Moreover, they bloom all summer long with bell-like flowers that look like mallow, that is why they second common name is Indian Mallow. Abutilon megapotamicum is a hardy species of Abutilons which grows to 4 feet in height and is native to Argentina, Brazil, and Uruguay. When growing in perfect environment, they never stop blooming. They are often used as seasonal annuals or houseplants in Northern climates. Flower colors range from white to reds, yellow, orange, coral and bicolor.
To maintain a dense, compact form they need to be pinched regularly. This will also promote more blooms as they only flower on new wood. Pinching, pruning, and keeping a plant slightly root bound will help control its size. Major pruning should be done in early spring or late fall. Cut back branches selectively to shape the plant, making the cuts just above a node or on a strong, vigorous shoot near the plant’s base.
How to Care for a Flowering Maple Houseplant
Flowering maple houseplants should be placed in areas of full sun to very light shade in a moist, well-draining soil medium. Light shade placement will prevent wilting during the hottest parts of the day. The Abutilon flowering maple tends to get rangy; to prevent this, pinch the tops of the branches in the spring to encourage a more compact habit. Other Abutilon requirements indoors are to water well but avoid overwatering, especially in the winter when the plant is in a dormant phase.
Fun Facts About Flowering Maples
Flowering maples were popular during the Victorian era and then fell out of favor in the gardening world but have returned to modern gardens in a plethora of forms.
The genus Abutilon is a large group of flowering plants in the mallow family (Malvaceae) with over 200 species occurring throughout the tropics and subtropics. They range in height from 18 inches to 10 feet, and may be herbaceous perennials, shrubs, or small trees.
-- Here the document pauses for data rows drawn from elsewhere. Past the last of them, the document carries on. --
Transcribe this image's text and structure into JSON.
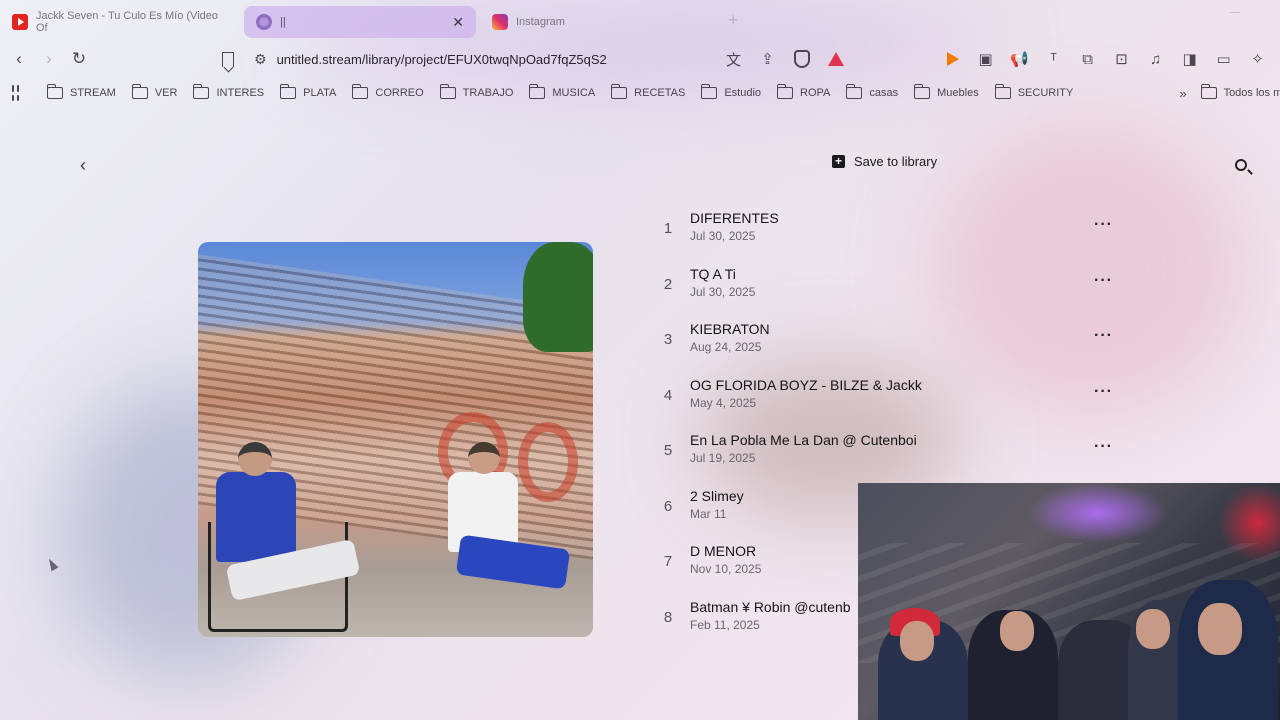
{
  "tabs": [
    {
      "title": "Jackk Seven - Tu Culo Es Mío (Video Of",
      "icon": "youtube-icon"
    },
    {
      "title": "||",
      "icon": "site-icon",
      "active": true
    },
    {
      "title": "Instagram",
      "icon": "instagram-icon"
    }
  ],
  "address": {
    "url": "untitled.stream/library/project/EFUX0twqNpOad7fqZ5qS2"
  },
  "bookmarks": {
    "items": [
      "STREAM",
      "VER",
      "INTERES",
      "PLATA",
      "CORREO",
      "TRABAJO",
      "MUSICA",
      "RECETAS",
      "Estudio",
      "ROPA",
      "casas",
      "Muebles",
      "SECURITY"
    ],
    "overflow": "Todos los m"
  },
  "page": {
    "save_label": "Save to library"
  },
  "tracks": [
    {
      "num": "1",
      "title": "DIFERENTES",
      "date": "Jul 30, 2025"
    },
    {
      "num": "2",
      "title": "TQ A Ti",
      "date": "Jul 30, 2025"
    },
    {
      "num": "3",
      "title": "KIEBRATON",
      "date": "Aug 24, 2025"
    },
    {
      "num": "4",
      "title": "OG FLORIDA BOYZ - BILZE & Jackk",
      "date": "May 4, 2025"
    },
    {
      "num": "5",
      "title": "En La Pobla Me La Dan @ Cutenboi",
      "date": "Jul 19, 2025"
    },
    {
      "num": "6",
      "title": "2 Slimey",
      "date": "Mar 11"
    },
    {
      "num": "7",
      "title": "D MENOR",
      "date": "Nov 10, 2025"
    },
    {
      "num": "8",
      "title": "Batman ¥ Robin @cutenb",
      "date": "Feb 11, 2025"
    }
  ],
  "colors": {
    "active_tab": "#ceb4ec",
    "accent_orange": "#f07b00",
    "brave_red": "#e0344f"
  }
}
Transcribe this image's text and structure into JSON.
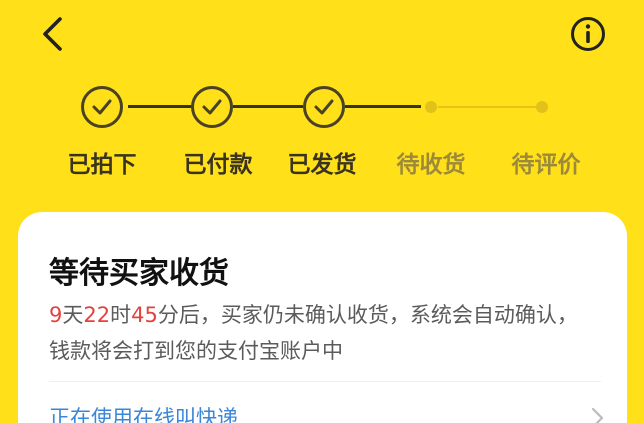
{
  "header": {
    "back_icon": "chevron-left-icon",
    "info_icon": "info-circle-icon"
  },
  "progress": {
    "steps": [
      {
        "label": "已拍下",
        "status": "done"
      },
      {
        "label": "已付款",
        "status": "done"
      },
      {
        "label": "已发货",
        "status": "done"
      },
      {
        "label": "待收货",
        "status": "pending"
      },
      {
        "label": "待评价",
        "status": "pending"
      }
    ],
    "colors": {
      "done": "#3a3320",
      "pending": "#9c8a3a",
      "background": "#FFE019"
    }
  },
  "card": {
    "title": "等待买家收货",
    "countdown": {
      "days": "9",
      "days_unit": "天",
      "hours": "22",
      "hours_unit": "时",
      "minutes": "45",
      "minutes_unit": "分后，"
    },
    "description": "买家仍未确认收货，系统会自动确认，钱款将会打到您的支付宝账户中",
    "express_link": "正在使用在线叫快递",
    "colors": {
      "countdown": "#E2433F",
      "link": "#3B86D9"
    }
  }
}
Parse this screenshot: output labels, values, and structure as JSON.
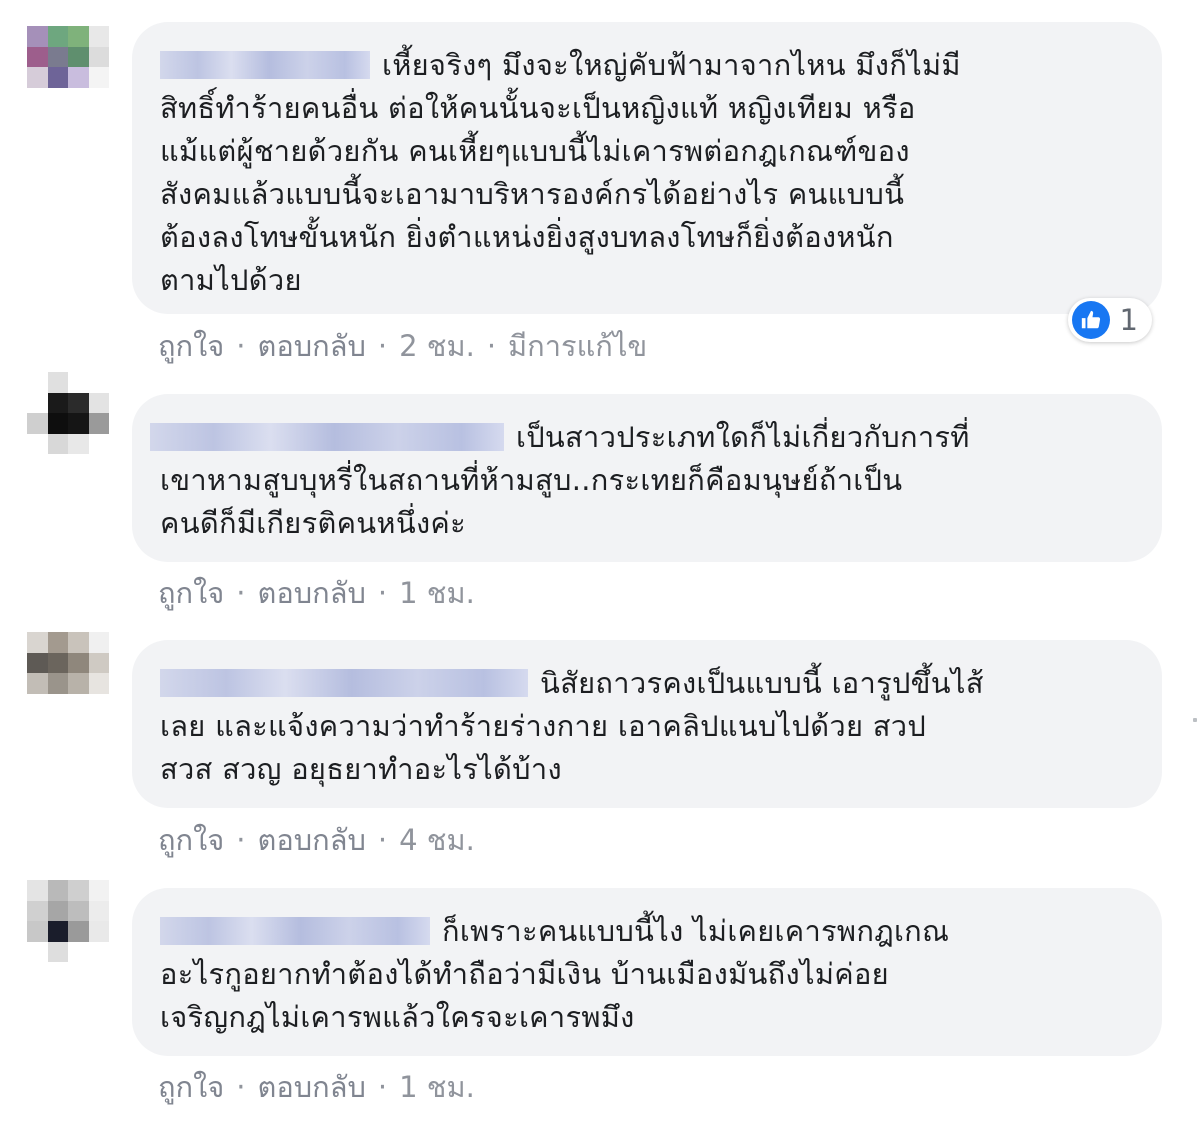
{
  "comments": [
    {
      "text_lines": [
        "เหี้ยจริงๆ มึงจะใหญ่คับฟ้ามาจากไหน มึงก็ไม่มี",
        "สิทธิ์ทำร้ายคนอื่น ต่อให้คนนั้นจะเป็นหญิงแท้ หญิงเทียม หรือ",
        "แม้แต่ผู้ชายด้วยกัน คนเหี้ยๆแบบนี้ไม่เคารพต่อกฎเกณฑ์ของ",
        "สังคมแล้วแบบนี้จะเอามาบริหารองค์กรได้อย่างไร คนแบบนี้",
        "ต้องลงโทษขั้นหนัก ยิ่งตำแหน่งยิ่งสูงบทลงโทษก็ยิ่งต้องหนัก",
        "ตามไปด้วย"
      ],
      "like_label": "ถูกใจ",
      "reply_label": "ตอบกลับ",
      "time": "2 ชม.",
      "edited_label": "มีการแก้ไข",
      "reaction_count": "1"
    },
    {
      "text_lines": [
        "เป็นสาวประเภทใดก็ไม่เกี่ยวกับการที่",
        "เขาหามสูบบุหรี่ในสถานที่ห้ามสูบ..กระเทยก็คือมนุษย์ถ้าเป็น",
        "คนดีก็มีเกียรติคนหนึ่งค่ะ"
      ],
      "like_label": "ถูกใจ",
      "reply_label": "ตอบกลับ",
      "time": "1 ชม."
    },
    {
      "text_lines": [
        "นิสัยถาวรคงเป็นแบบนี้ เอารูปขึ้นไส้",
        "เลย และแจ้งความว่าทำร้ายร่างกาย เอาคลิปแนบไปด้วย สวป",
        "สวส สวญ อยุธยาทำอะไรได้บ้าง"
      ],
      "like_label": "ถูกใจ",
      "reply_label": "ตอบกลับ",
      "time": "4 ชม."
    },
    {
      "text_lines": [
        "ก็เพราะคนแบบนี้ไง ไม่เคยเคารพกฎเกณ",
        "อะไรกูอยากทำต้องได้ทำถือว่ามีเงิน บ้านเมืองมันถึงไม่ค่อย",
        "เจริญกฎไม่เคารพแล้วใครจะเคารพมึง"
      ],
      "like_label": "ถูกใจ",
      "reply_label": "ตอบกลับ",
      "time": "1 ชม."
    }
  ],
  "separator": "·",
  "colors": {
    "bubble": "#f2f3f5",
    "meta_text": "#90949c",
    "like_blue": "#1877f2"
  },
  "icons": {
    "reaction": "like-thumbs-up-icon"
  }
}
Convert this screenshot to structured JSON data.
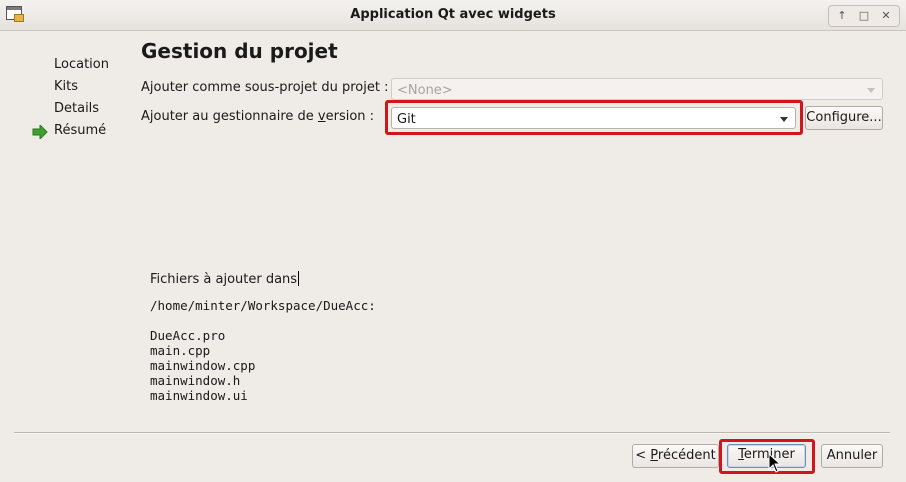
{
  "window": {
    "title": "Application Qt avec widgets",
    "controls": [
      "↑",
      "□",
      "✕"
    ]
  },
  "steps": {
    "items": [
      "Location",
      "Kits",
      "Details",
      "Résumé"
    ],
    "current_index": 3
  },
  "page": {
    "title": "Gestion du projet",
    "subproject_label": "Ajouter comme sous-projet du projet :",
    "subproject_value": "<None>",
    "vcs_label_pre": "Ajouter au gestionnaire de ",
    "vcs_label_mnemonic": "v",
    "vcs_label_post": "ersion :",
    "vcs_value": "Git",
    "configure_label": "Configure..."
  },
  "summary": {
    "heading": "Fichiers à ajouter dans",
    "path": "/home/minter/Workspace/DueAcc:",
    "files": [
      "DueAcc.pro",
      "main.cpp",
      "mainwindow.cpp",
      "mainwindow.h",
      "mainwindow.ui"
    ]
  },
  "footer": {
    "back_pre": "< ",
    "back_mnemonic": "P",
    "back_post": "récédent",
    "finish_mnemonic": "T",
    "finish_post": "erminer",
    "cancel_label": "Annuler"
  },
  "colors": {
    "highlight": "#d0161c",
    "step_arrow": "#3fa02c"
  }
}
Many varieties are attractive to butterflies and hummingbirds. Hybrids rarely set fruit, but the species do produce hemispherical pods (schizocarps) with multiple segments, each containing a few seeds.